Certainly analyst views vary widely. Morgan Stanley is forecasting 1 billion euros in peak sales for Lemtrada, while Nomura only sees $360 million.
Medical experts back Viehbacher’s view that a wider choice of treatments is needed given the unpredictable nature of MS.
“Doctors and patients are looking for multiple options because the disease is so variable,” said Tim Coetzee, chief research officer of the U.S.-based National Multiple Sclerosis Society. “A drug that is effective in some patients may not be effective in other patients.”
Yet Lemtrada’s prospects remain far from certain. During mid-stage tests the drug showed an unprecedented level of efficacy in reducing relapses over a three-year period, but this outcome was not repeated in a later-stage trial.
It can also have serious side effects, which make it likely to be prescribed only to treat more severe forms of the disease.
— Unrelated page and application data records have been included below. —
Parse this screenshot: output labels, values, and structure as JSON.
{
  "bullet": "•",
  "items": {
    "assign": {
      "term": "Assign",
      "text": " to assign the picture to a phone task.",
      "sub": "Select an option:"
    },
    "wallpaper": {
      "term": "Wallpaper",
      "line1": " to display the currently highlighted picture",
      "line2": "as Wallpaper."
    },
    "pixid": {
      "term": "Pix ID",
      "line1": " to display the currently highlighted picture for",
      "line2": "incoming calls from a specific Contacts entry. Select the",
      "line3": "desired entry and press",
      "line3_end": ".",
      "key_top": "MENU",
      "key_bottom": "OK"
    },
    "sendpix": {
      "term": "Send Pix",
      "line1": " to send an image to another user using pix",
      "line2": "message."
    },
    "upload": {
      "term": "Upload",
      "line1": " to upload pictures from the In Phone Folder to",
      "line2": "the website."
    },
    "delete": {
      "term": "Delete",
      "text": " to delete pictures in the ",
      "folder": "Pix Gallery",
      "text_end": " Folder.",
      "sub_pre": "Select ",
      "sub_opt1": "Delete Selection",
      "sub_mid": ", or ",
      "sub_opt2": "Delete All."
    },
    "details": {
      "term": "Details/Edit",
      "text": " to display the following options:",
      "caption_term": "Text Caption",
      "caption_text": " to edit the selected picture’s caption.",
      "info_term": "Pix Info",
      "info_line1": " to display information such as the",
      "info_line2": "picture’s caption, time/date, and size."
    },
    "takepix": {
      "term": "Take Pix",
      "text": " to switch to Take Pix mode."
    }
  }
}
Compared with older therapies, Aubagio has the advantage of being an oral drug. But it has produced less impressive results in clinical tests than BG-12 and Gilenya - though heart issues have recently cast a shadow over Gilenya.
In one recent study, Aubagio failed to show it was better than Rebif, a commonly used injectable interferon from Germany’s Merck KGaA (MRCG.DE), although it did have milder side effects.
“Aubagio won’t take a lot of market share ... but it could find a niche on the basis of its safety profile,” said Muzard, who is forecasting sales of around 400 million euros in 2018, compared with 2.6 billion for Gilenya.
That niche could be found among newly diagnosed patients, since around 35 to 40 percent prefer to take no medication rather than face unwanted side effects.
“Here’s the challenge: convincing patients to start therapy,” said Kevin Richard, co-founder of U.S. consultancy ClearView Healthcare Partners. “In this case Aubagio could be prescribed to patients who are not on interferons yet and who are hesitant to start injections.”
Sanofi filed Aubagio with the U.S. Food and Drug Administration in October and aims to submit it for approval in Europe in the first quarter of 2012, when it also expects to file Lemtrada with both regulators.
Additional reporting by Ben Hirschler in London; Editing by David Holmes